Washington January 18, 2017 – Senator Dianne Feinstein (D-Calif.) today released the following statement in opposition to the repeal of the Affordable Care Act, highlighting repeal’s effects on California:

“Over the weekend, thousands of people rallied in San Francisco and Los Angeles to show their support for the Affordable Care Act. Their message was clear: Repealing the law would have a devastating effect on millions of lives.

“One in eight Californians are covered under the Affordable Care Act. So repeal would immediately harm nearly 5 million Californians, 3.7 million of whom would lose Medi-Cal coverage and an additional 1.2 million of whom would lose the federal subsidies that help them afford insurance.

“The effects would be widespread. Millions of Californians would delay getting care. This would not only hurt patients, it would reduce the demand for services—which would mean fewer health care providers employed—and shift hospital resources from salaries to compensating for uninsured patients.

“U.C. Berkeley estimates the effect of reduced demand and increased cost for uncompensated care would result in the loss of more than 200,000 jobs in California.

“Repeal of the Affordable Care Act would also mean the loss of $20.5 billion in federal Medicaid and subsidy funding for Californians. Governor Brown has already projected a $1 billion deficit next year, so covering such a big shortfall would be next to impossible.
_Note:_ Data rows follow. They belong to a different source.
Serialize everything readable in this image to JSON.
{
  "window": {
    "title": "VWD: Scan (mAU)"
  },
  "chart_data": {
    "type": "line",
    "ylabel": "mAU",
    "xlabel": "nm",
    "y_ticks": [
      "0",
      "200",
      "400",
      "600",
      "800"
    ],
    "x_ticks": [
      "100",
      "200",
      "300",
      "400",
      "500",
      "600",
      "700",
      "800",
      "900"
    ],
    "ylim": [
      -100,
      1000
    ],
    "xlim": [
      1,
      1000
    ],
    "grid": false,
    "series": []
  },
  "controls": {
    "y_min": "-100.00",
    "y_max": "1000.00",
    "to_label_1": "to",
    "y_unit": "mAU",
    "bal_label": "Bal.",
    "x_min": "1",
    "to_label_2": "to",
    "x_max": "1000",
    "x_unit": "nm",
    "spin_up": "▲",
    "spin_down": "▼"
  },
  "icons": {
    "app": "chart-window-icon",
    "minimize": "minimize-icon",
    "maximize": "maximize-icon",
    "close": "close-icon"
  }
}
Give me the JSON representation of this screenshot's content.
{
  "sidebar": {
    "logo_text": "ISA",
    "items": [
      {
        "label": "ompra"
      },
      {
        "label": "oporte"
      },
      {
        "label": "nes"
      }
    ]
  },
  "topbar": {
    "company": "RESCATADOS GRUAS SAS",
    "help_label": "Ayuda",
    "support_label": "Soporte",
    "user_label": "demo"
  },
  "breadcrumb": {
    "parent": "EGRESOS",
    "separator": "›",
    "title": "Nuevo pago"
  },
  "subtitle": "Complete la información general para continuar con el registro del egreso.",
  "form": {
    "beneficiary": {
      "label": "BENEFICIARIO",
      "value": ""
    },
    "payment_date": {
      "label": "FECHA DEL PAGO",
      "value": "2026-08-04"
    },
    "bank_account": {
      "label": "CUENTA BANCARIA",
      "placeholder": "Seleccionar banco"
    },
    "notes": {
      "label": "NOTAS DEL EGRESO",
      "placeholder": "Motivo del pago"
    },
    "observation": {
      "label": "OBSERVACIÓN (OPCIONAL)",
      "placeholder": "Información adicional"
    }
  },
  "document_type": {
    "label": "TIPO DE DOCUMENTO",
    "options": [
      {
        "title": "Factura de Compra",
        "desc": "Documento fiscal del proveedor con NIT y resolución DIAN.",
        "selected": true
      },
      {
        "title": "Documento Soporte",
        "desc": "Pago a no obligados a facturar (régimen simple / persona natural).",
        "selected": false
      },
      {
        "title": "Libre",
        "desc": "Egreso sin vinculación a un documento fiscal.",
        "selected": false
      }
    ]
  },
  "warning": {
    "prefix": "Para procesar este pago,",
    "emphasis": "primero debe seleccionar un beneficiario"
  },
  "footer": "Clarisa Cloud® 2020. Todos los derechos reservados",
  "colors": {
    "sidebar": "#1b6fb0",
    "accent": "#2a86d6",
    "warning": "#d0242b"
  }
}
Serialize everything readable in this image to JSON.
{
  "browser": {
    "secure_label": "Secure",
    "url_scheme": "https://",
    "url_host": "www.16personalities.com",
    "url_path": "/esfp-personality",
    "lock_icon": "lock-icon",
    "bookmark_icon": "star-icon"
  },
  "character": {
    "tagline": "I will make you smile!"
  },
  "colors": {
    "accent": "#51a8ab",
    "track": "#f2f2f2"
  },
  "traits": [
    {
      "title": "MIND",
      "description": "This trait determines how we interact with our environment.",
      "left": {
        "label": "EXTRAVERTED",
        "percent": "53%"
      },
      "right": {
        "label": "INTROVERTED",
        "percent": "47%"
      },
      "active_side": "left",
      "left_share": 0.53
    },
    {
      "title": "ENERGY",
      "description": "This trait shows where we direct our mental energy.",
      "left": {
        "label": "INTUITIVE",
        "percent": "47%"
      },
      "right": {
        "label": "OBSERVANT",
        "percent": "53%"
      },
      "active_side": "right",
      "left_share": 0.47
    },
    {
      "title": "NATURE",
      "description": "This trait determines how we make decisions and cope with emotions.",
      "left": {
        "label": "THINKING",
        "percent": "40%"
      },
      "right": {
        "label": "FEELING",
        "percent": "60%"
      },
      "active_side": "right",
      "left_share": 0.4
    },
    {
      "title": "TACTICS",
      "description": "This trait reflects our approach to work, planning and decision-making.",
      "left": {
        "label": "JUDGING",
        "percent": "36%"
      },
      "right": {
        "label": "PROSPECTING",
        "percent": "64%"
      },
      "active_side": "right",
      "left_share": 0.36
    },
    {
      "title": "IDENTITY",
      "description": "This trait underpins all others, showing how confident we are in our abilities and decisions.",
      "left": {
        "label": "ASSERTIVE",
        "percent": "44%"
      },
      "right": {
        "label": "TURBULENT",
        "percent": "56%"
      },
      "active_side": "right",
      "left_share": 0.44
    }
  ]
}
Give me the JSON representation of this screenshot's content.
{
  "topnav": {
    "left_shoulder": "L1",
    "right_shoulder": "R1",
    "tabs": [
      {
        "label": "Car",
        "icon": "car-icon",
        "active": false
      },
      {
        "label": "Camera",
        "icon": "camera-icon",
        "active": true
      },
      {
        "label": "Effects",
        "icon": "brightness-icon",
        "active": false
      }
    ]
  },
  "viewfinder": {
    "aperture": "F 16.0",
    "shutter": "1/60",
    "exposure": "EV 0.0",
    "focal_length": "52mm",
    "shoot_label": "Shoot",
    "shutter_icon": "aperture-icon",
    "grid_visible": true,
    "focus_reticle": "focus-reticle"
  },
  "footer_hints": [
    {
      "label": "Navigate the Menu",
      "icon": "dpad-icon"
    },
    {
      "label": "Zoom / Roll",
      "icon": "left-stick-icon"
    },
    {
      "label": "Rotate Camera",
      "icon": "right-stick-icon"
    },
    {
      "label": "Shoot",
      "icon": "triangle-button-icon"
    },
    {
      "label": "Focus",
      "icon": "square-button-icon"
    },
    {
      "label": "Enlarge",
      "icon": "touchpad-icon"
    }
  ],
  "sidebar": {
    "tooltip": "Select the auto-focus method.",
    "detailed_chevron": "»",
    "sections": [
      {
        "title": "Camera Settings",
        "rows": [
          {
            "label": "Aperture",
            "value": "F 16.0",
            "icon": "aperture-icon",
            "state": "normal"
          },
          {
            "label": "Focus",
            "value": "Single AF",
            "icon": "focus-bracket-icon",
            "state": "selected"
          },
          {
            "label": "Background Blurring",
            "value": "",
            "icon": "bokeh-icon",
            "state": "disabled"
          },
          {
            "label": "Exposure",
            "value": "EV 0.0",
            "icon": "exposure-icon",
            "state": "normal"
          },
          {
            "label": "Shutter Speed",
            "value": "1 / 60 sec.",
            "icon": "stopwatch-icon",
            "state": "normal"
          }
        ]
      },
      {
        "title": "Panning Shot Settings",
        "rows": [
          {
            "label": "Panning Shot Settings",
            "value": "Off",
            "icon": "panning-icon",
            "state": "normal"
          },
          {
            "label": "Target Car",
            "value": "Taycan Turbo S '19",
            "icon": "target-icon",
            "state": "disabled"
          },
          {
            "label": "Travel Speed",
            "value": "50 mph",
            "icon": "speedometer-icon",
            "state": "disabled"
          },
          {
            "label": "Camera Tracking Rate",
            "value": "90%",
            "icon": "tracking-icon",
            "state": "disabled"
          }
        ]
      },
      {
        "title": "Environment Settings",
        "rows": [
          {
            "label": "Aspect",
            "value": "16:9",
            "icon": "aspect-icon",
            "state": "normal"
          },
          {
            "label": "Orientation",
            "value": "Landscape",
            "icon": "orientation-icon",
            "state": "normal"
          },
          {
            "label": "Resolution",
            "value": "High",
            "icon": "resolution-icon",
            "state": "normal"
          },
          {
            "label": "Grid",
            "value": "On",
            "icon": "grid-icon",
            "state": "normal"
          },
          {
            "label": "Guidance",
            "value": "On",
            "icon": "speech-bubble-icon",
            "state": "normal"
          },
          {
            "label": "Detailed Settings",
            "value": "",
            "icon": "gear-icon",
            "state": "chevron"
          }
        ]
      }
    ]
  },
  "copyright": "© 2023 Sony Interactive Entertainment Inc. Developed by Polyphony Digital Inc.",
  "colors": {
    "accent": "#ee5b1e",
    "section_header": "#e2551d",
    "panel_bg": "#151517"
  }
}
“Repeal would also harm those who benefit from the law’s consumer protections. These include protections related to pre-existing conditions and annual and lifetime limits on care, as well as parents’ coverage being expanded to children up to age 26.

“The bottom line is this: We should come together to make this law stronger, not repeal it in a fit of political revenge. The growth of health care costs has slowed under the Affordable Care Act, and California in particular has seen smaller premium increases than other states.

“Some changes we should look at include increasing access to tax credits, strengthening rate review at the federal level, addressing prescription drug price gouging and helping to stabilize the market and expand the risk pool.

“I entered public service to help people and solve problems. I hope that my Republican colleagues realize that acting on six years of political rhetoric would inflict tremendous pain on tens of millions of Americans and undo all the progress we’ve made toward fixing what was a broken health care system.”